BEGIN
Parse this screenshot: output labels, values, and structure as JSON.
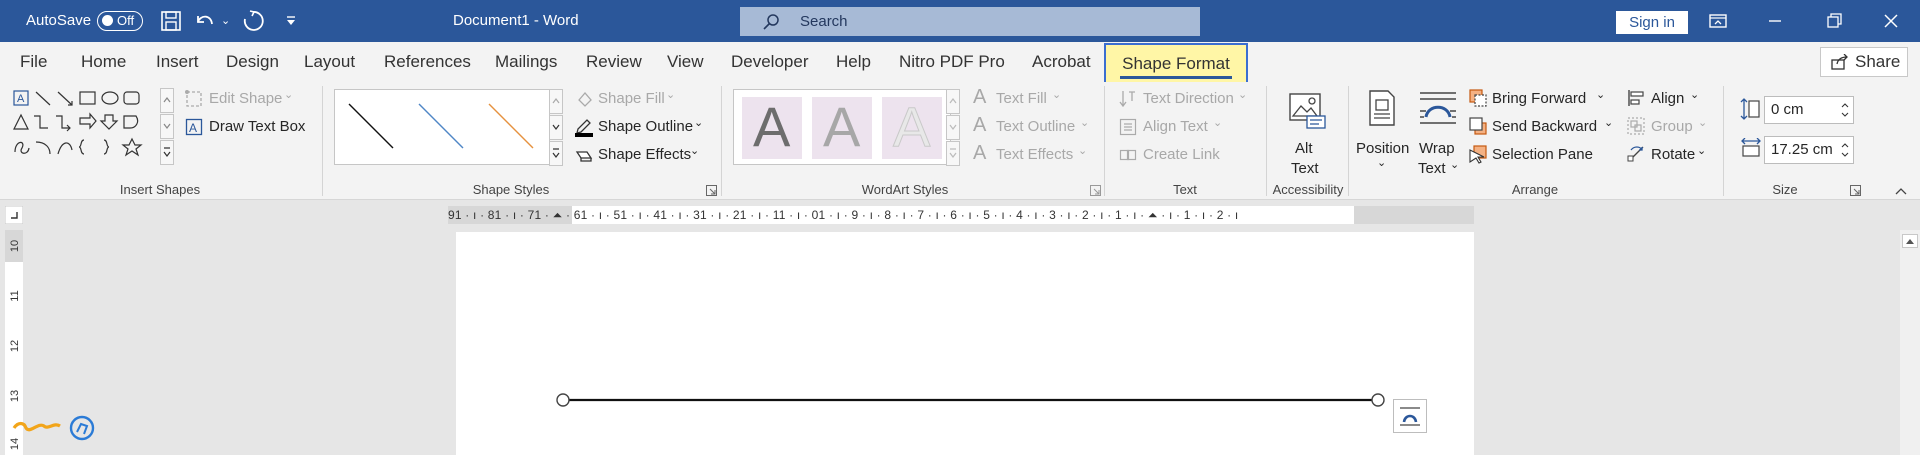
{
  "titlebar": {
    "autosave_label": "AutoSave",
    "autosave_state": "Off",
    "document_title": "Document1  -  Word",
    "search_placeholder": "Search",
    "signin_label": "Sign in"
  },
  "tabs": [
    "File",
    "Home",
    "Insert",
    "Design",
    "Layout",
    "References",
    "Mailings",
    "Review",
    "View",
    "Developer",
    "Help",
    "Nitro PDF Pro",
    "Acrobat"
  ],
  "active_tab": "Shape Format",
  "share_label": "Share",
  "ribbon": {
    "insert_shapes": {
      "label": "Insert Shapes",
      "edit_shape": "Edit Shape",
      "draw_text_box": "Draw Text Box"
    },
    "shape_styles": {
      "label": "Shape Styles",
      "shape_fill": "Shape Fill",
      "shape_outline": "Shape Outline",
      "shape_effects": "Shape Effects"
    },
    "wordart_styles": {
      "label": "WordArt Styles",
      "text_fill": "Text Fill",
      "text_outline": "Text Outline",
      "text_effects": "Text Effects",
      "sample": "A"
    },
    "text": {
      "label": "Text",
      "text_direction": "Text Direction",
      "align_text": "Align Text",
      "create_link": "Create Link"
    },
    "accessibility": {
      "label": "Accessibility",
      "alt_text_1": "Alt",
      "alt_text_2": "Text"
    },
    "arrange": {
      "label": "Arrange",
      "position": "Position",
      "wrap_1": "Wrap",
      "wrap_2": "Text",
      "bring_forward": "Bring Forward",
      "send_backward": "Send Backward",
      "selection_pane": "Selection Pane",
      "align": "Align",
      "group": "Group",
      "rotate": "Rotate"
    },
    "size": {
      "label": "Size",
      "height": "0 cm",
      "width": "17.25 cm"
    }
  },
  "ruler": {
    "horizontal": "91 · ı · 81 · ı · 71 · ⏶ · 61 · ı · 51 · ı · 41 · ı · 31 · ı · 21 · ı · 11 · ı · 01 · ı · 9 · ı · 8 · ı · 7 · ı · 6 · ı · 5 · ı · 4 · ı · 3 · ı · 2 · ı · 1 · ı · ⏶ · ı · 1 · ı · 2 · ı",
    "vertical": [
      "10",
      "11",
      "12",
      "13",
      "14"
    ]
  },
  "colors": {
    "title_bar": "#2b579a",
    "active_tab_highlight": "#fff6a6",
    "active_tab_border": "#3b6ed0"
  }
}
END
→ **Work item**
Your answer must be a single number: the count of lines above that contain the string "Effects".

→ **Task result**
2